(Excerpts from an interface dataset)
+++++

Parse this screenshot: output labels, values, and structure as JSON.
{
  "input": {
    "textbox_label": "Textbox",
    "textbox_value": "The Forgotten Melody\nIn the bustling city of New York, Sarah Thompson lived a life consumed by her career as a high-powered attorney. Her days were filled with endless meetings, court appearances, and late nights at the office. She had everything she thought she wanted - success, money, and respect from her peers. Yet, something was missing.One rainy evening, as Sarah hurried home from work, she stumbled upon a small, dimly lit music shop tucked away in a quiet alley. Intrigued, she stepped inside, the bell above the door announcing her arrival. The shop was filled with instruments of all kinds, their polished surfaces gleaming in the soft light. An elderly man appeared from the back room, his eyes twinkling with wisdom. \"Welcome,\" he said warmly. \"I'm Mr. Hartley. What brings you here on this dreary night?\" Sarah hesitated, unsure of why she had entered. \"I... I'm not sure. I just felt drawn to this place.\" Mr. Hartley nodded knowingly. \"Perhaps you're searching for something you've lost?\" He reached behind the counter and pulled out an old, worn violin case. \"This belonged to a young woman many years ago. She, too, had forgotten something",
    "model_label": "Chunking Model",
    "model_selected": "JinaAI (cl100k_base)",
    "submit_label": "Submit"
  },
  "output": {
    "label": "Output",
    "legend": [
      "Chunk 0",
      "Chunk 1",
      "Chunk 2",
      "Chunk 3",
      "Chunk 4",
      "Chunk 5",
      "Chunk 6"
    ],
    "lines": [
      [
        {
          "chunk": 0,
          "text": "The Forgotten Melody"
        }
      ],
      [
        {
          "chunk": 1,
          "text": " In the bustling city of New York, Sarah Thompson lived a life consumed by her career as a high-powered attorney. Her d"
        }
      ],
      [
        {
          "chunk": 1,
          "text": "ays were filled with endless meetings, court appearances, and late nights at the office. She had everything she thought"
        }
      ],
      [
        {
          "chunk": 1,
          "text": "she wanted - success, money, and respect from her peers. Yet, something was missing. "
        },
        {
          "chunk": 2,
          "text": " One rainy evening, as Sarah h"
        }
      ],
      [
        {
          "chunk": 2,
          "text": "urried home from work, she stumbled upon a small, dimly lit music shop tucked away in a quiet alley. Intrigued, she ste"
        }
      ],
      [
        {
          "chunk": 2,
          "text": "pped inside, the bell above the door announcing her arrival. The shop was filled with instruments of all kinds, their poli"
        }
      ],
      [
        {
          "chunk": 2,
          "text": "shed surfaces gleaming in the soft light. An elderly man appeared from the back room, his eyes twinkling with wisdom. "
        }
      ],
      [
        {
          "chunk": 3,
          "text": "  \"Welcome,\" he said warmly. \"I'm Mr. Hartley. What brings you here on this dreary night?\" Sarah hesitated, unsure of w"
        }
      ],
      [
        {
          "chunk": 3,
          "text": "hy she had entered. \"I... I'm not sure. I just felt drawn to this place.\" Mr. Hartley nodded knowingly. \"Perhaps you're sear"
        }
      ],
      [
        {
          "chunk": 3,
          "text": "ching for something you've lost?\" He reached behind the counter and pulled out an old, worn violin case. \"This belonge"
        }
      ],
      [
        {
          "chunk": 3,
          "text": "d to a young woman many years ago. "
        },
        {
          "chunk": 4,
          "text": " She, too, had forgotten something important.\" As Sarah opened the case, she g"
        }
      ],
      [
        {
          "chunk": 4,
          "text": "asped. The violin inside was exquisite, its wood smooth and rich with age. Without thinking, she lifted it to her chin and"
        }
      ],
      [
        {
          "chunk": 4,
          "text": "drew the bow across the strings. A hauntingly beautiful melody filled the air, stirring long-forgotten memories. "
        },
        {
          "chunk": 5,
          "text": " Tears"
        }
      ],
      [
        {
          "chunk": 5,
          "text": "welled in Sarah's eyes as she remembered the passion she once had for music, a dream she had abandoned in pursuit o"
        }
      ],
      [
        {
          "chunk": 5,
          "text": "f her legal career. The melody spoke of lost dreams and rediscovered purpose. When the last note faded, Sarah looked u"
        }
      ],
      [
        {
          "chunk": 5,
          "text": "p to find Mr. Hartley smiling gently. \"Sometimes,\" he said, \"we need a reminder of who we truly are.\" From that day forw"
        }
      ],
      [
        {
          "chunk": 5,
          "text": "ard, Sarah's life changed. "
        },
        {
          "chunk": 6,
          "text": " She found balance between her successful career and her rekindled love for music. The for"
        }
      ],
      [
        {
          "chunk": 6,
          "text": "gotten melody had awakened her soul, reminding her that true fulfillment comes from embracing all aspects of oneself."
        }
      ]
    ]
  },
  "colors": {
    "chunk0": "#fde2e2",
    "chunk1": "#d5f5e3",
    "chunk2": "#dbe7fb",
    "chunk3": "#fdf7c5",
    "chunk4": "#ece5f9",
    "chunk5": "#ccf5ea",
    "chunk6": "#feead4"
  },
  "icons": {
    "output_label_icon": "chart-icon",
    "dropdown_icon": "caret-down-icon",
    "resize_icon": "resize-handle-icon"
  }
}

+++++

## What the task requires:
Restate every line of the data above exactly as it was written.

## Problem solution:
Parse this screenshot: output labels, values, and structure as JSON.
{
  "input": {
    "textbox_label": "Textbox",
    "textbox_value": "The Forgotten Melody\nIn the bustling city of New York, Sarah Thompson lived a life consumed by her career as a high-powered attorney. Her days were filled with endless meetings, court appearances, and late nights at the office. She had everything she thought she wanted - success, money, and respect from her peers. Yet, something was missing.One rainy evening, as Sarah hurried home from work, she stumbled upon a small, dimly lit music shop tucked away in a quiet alley. Intrigued, she stepped inside, the bell above the door announcing her arrival. The shop was filled with instruments of all kinds, their polished surfaces gleaming in the soft light. An elderly man appeared from the back room, his eyes twinkling with wisdom. \"Welcome,\" he said warmly. \"I'm Mr. Hartley. What brings you here on this dreary night?\" Sarah hesitated, unsure of why she had entered. \"I... I'm not sure. I just felt drawn to this place.\" Mr. Hartley nodded knowingly. \"Perhaps you're searching for something you've lost?\" He reached behind the counter and pulled out an old, worn violin case. \"This belonged to a young woman many years ago. She, too, had forgotten something",
    "model_label": "Chunking Model",
    "model_selected": "JinaAI (cl100k_base)",
    "submit_label": "Submit"
  },
  "output": {
    "label": "Output",
    "legend": [
      "Chunk 0",
      "Chunk 1",
      "Chunk 2",
      "Chunk 3",
      "Chunk 4",
      "Chunk 5",
      "Chunk 6"
    ],
    "lines": [
      [
        {
          "chunk": 0,
          "text": "The Forgotten Melody"
        }
      ],
      [
        {
          "chunk": 1,
          "text": " In the bustling city of New York, Sarah Thompson lived a life consumed by her career as a high-powered attorney. Her d"
        }
      ],
      [
        {
          "chunk": 1,
          "text": "ays were filled with endless meetings, court appearances, and late nights at the office. She had everything she thought"
        }
      ],
      [
        {
          "chunk": 1,
          "text": "she wanted - success, money, and respect from her peers. Yet, something was missing. "
        },
        {
          "chunk": 2,
          "text": " One rainy evening, as Sarah h"
        }
      ],
      [
        {
          "chunk": 2,
          "text": "urried home from work, she stumbled upon a small, dimly lit music shop tucked away in a quiet alley. Intrigued, she ste"
        }
      ],
      [
        {
          "chunk": 2,
          "text": "pped inside, the bell above the door announcing her arrival. The shop was filled with instruments of all kinds, their poli"
        }
      ],
      [
        {
          "chunk": 2,
          "text": "shed surfaces gleaming in the soft light. An elderly man appeared from the back room, his eyes twinkling with wisdom. "
        }
      ],
      [
        {
          "chunk": 3,
          "text": "  \"Welcome,\" he said warmly. \"I'm Mr. Hartley. What brings you here on this dreary night?\" Sarah hesitated, unsure of w"
        }
      ],
      [
        {
          "chunk": 3,
          "text": "hy she had entered. \"I... I'm not sure. I just felt drawn to this place.\" Mr. Hartley nodded knowingly. \"Perhaps you're sear"
        }
      ],
      [
        {
          "chunk": 3,
          "text": "ching for something you've lost?\" He reached behind the counter and pulled out an old, worn violin case. \"This belonge"
        }
      ],
      [
        {
          "chunk": 3,
          "text": "d to a young woman many years ago. "
        },
        {
          "chunk": 4,
          "text": " She, too, had forgotten something important.\" As Sarah opened the case, she g"
        }
      ],
      [
        {
          "chunk": 4,
          "text": "asped. The violin inside was exquisite, its wood smooth and rich with age. Without thinking, she lifted it to her chin and"
        }
      ],
      [
        {
          "chunk": 4,
          "text": "drew the bow across the strings. A hauntingly beautiful melody filled the air, stirring long-forgotten memories. "
        },
        {
          "chunk": 5,
          "text": " Tears"
        }
      ],
      [
        {
          "chunk": 5,
          "text": "welled in Sarah's eyes as she remembered the passion she once had for music, a dream she had abandoned in pursuit o"
        }
      ],
      [
        {
          "chunk": 5,
          "text": "f her legal career. The melody spoke of lost dreams and rediscovered purpose. When the last note faded, Sarah looked u"
        }
      ],
      [
        {
          "chunk": 5,
          "text": "p to find Mr. Hartley smiling gently. \"Sometimes,\" he said, \"we need a reminder of who we truly are.\" From that day forw"
        }
      ],
      [
        {
          "chunk": 5,
          "text": "ard, Sarah's life changed. "
        },
        {
          "chunk": 6,
          "text": " She found balance between her successful career and her rekindled love for music. The for"
        }
      ],
      [
        {
          "chunk": 6,
          "text": "gotten melody had awakened her soul, reminding her that true fulfillment comes from embracing all aspects of oneself."
        }
      ]
    ]
  },
  "colors": {
    "chunk0": "#fde2e2",
    "chunk1": "#d5f5e3",
    "chunk2": "#dbe7fb",
    "chunk3": "#fdf7c5",
    "chunk4": "#ece5f9",
    "chunk5": "#ccf5ea",
    "chunk6": "#feead4"
  },
  "icons": {
    "output_label_icon": "chart-icon",
    "dropdown_icon": "caret-down-icon",
    "resize_icon": "resize-handle-icon"
  }
}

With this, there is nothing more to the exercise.